**Assignment**
Match on the string "printer" in the entries below and return every matching line.

**Provided records**
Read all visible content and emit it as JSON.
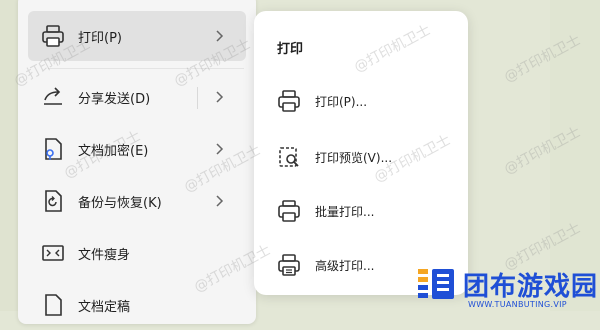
{
  "main_menu": {
    "items": [
      {
        "label": "打印(P)",
        "icon": "printer-icon",
        "has_submenu": true,
        "active": true
      },
      {
        "label": "分享发送(D)",
        "icon": "share-icon",
        "has_submenu": true
      },
      {
        "label": "文档加密(E)",
        "icon": "document-lock-icon",
        "has_submenu": true
      },
      {
        "label": "备份与恢复(K)",
        "icon": "backup-restore-icon",
        "has_submenu": true
      },
      {
        "label": "文件瘦身",
        "icon": "file-compress-icon",
        "has_submenu": false
      },
      {
        "label": "文档定稿",
        "icon": "document-finalize-icon",
        "has_submenu": false
      }
    ]
  },
  "submenu": {
    "title": "打印",
    "items": [
      {
        "label": "打印(P)...",
        "icon": "printer-icon"
      },
      {
        "label": "打印预览(V)...",
        "icon": "print-preview-icon"
      },
      {
        "label": "批量打印...",
        "icon": "batch-print-icon"
      },
      {
        "label": "高级打印...",
        "icon": "advanced-print-icon"
      }
    ]
  },
  "watermark_text": "@打印机卫士",
  "logo": {
    "text": "团布游戏园",
    "subtext": "WWW.TUANBUTING.VIP",
    "color": "#1f4fd6",
    "accent": "#f5a623"
  },
  "colors": {
    "active_item": "#e1e1e1",
    "menu_bg": "#f5f5f5",
    "background": "#e3e7d6"
  }
}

**Problem solution**
        "icon": "printer-icon",
        "icon": "printer-icon"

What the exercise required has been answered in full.